◆ **Work required**: Could you restate all of the records exactly, leaving out the pictures?

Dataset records

= Beginning of Section =

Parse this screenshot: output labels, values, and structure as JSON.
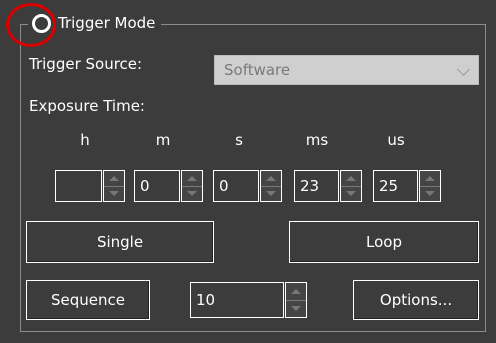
{
  "group": {
    "title": "Trigger Mode"
  },
  "trigger_source": {
    "label": "Trigger Source:",
    "value": "Software"
  },
  "exposure": {
    "label": "Exposure Time:",
    "units": [
      "h",
      "m",
      "s",
      "ms",
      "us"
    ],
    "values": [
      "",
      "0",
      "0",
      "23",
      "25"
    ]
  },
  "buttons": {
    "single": "Single",
    "loop": "Loop",
    "sequence": "Sequence",
    "options": "Options..."
  },
  "sequence_count": "10",
  "colors": {
    "background": "#3c3c3c",
    "highlight": "#d80000",
    "text": "#ffffff"
  },
  "icons": [
    "radio-icon",
    "chevron-down-icon",
    "spin-up-icon",
    "spin-down-icon"
  ]
}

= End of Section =

◆ **Your response**:
Parse this screenshot: output labels, values, and structure as JSON.
{
  "group": {
    "title": "Trigger Mode"
  },
  "trigger_source": {
    "label": "Trigger Source:",
    "value": "Software"
  },
  "exposure": {
    "label": "Exposure Time:",
    "units": [
      "h",
      "m",
      "s",
      "ms",
      "us"
    ],
    "values": [
      "",
      "0",
      "0",
      "23",
      "25"
    ]
  },
  "buttons": {
    "single": "Single",
    "loop": "Loop",
    "sequence": "Sequence",
    "options": "Options..."
  },
  "sequence_count": "10",
  "colors": {
    "background": "#3c3c3c",
    "highlight": "#d80000",
    "text": "#ffffff"
  },
  "icons": [
    "radio-icon",
    "chevron-down-icon",
    "spin-up-icon",
    "spin-down-icon"
  ]
}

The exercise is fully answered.